## Entries from a dataset of interfaces
◆ ◆ ◆ ◆ ◆

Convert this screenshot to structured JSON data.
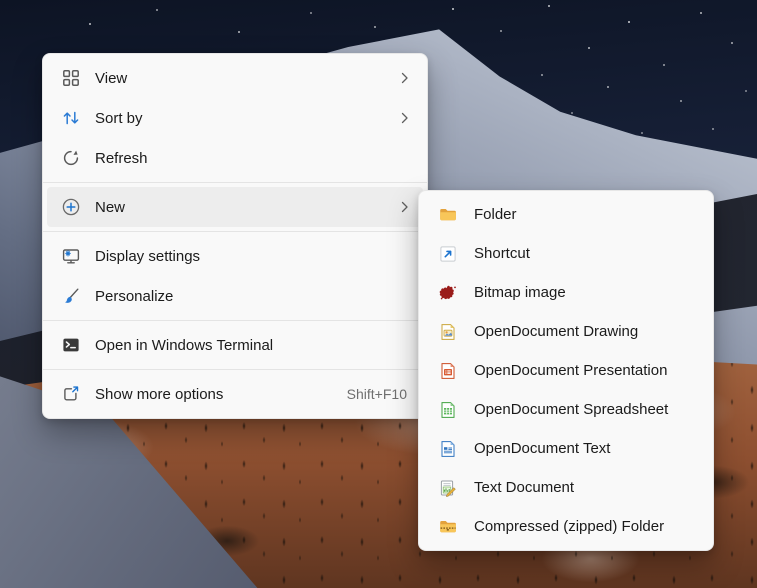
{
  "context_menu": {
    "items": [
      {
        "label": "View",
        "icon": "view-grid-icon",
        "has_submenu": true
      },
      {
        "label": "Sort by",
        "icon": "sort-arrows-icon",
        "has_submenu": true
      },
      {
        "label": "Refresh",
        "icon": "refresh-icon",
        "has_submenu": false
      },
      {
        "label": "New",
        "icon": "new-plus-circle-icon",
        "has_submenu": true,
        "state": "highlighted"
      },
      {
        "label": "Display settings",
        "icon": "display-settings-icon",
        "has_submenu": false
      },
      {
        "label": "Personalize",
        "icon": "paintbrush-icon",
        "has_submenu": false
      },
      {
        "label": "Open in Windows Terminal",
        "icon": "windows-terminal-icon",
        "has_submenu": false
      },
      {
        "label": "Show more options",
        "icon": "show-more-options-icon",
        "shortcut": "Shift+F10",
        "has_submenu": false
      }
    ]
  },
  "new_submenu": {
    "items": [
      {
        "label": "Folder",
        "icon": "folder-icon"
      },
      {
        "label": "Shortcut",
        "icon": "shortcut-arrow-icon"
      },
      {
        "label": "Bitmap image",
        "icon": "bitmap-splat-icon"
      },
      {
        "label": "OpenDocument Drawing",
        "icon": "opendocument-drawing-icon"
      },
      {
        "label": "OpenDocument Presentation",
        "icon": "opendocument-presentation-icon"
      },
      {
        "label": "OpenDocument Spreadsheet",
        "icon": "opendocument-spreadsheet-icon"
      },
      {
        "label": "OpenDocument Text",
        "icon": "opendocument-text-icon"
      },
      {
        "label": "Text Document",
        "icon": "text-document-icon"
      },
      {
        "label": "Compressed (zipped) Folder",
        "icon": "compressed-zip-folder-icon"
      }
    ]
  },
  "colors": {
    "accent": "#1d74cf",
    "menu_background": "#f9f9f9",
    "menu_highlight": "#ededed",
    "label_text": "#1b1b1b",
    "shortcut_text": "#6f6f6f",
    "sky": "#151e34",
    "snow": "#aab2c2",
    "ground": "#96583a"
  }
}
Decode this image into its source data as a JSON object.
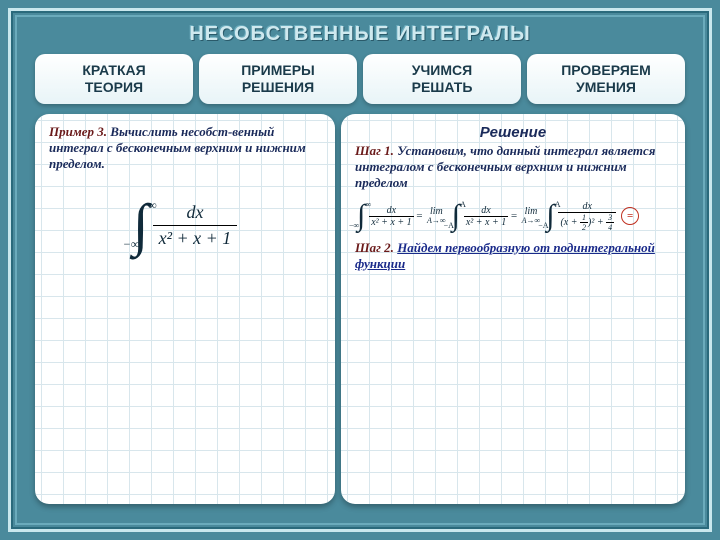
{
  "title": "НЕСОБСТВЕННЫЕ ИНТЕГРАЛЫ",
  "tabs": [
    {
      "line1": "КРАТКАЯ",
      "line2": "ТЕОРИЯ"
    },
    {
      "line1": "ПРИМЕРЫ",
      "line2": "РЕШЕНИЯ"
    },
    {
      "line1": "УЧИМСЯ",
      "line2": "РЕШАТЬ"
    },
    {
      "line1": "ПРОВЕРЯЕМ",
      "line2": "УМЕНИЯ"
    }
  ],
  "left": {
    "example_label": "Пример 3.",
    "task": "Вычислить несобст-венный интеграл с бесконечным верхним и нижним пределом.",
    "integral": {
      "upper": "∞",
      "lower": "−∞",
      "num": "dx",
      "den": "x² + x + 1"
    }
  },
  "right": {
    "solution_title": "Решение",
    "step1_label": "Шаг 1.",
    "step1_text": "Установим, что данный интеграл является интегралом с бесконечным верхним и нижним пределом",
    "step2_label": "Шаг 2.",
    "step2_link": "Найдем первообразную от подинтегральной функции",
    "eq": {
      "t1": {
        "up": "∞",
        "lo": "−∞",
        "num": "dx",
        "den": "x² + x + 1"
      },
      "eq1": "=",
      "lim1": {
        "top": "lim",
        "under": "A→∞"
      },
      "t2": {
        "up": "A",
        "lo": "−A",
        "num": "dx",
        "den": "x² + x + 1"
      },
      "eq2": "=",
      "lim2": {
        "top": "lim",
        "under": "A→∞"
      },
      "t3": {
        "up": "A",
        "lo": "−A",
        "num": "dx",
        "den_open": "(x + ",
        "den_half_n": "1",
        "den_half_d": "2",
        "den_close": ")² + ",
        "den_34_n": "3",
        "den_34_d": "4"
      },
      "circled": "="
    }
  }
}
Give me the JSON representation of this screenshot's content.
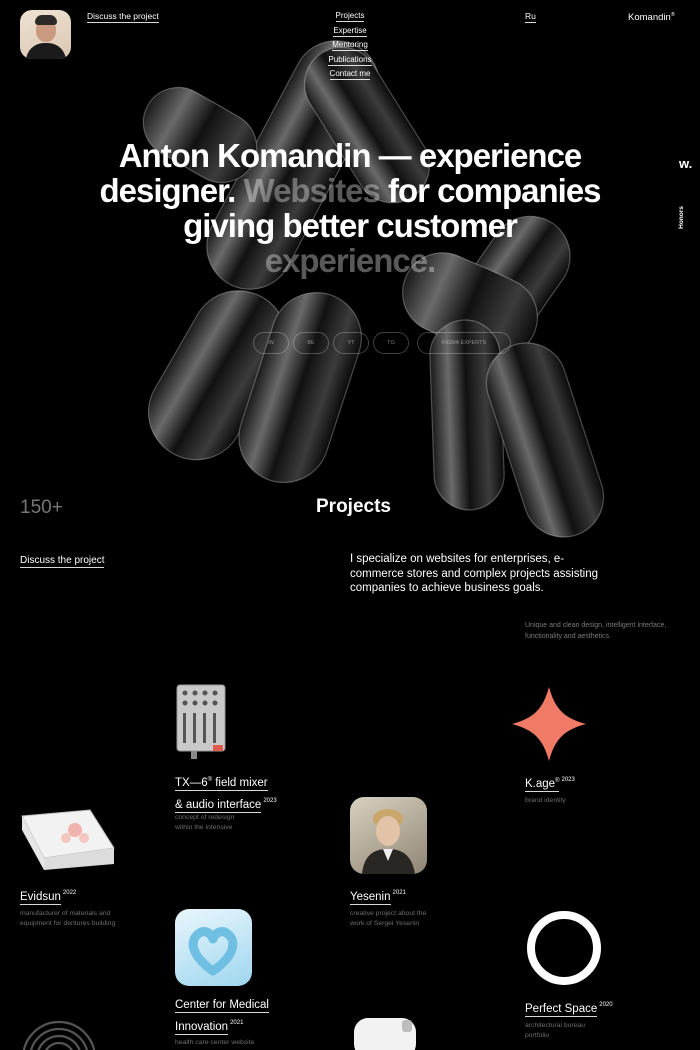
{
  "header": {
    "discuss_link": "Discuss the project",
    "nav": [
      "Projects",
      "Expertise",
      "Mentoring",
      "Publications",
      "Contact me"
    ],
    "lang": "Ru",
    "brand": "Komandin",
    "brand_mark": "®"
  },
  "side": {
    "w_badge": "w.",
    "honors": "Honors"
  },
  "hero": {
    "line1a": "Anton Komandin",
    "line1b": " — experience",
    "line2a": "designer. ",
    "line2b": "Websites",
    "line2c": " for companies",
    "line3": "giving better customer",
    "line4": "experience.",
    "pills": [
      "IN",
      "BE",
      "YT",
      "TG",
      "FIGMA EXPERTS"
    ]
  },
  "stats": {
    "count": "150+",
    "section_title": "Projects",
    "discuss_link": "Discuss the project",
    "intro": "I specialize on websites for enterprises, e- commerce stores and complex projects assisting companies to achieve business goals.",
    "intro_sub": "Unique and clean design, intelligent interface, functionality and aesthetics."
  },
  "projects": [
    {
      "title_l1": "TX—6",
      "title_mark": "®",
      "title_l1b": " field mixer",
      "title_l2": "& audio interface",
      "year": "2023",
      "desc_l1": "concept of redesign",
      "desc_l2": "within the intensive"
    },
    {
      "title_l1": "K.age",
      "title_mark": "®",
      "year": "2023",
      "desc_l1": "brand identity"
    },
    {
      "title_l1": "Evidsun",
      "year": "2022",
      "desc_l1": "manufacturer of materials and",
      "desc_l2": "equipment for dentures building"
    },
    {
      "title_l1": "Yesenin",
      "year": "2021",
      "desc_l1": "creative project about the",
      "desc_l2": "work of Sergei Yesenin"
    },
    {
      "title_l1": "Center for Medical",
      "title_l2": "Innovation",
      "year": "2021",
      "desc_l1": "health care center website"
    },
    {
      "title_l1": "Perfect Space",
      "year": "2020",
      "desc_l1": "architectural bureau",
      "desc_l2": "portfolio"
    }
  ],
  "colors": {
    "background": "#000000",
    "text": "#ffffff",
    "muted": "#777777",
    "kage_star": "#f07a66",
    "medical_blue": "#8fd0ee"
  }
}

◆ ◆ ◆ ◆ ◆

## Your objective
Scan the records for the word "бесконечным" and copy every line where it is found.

## Your solution
    "task": "Вычислить несобст-венный интеграл с бесконечным верхним и нижним пределом.",
    "step1_text": "Установим, что данный интеграл является интегралом с бесконечным верхним и нижним пределом",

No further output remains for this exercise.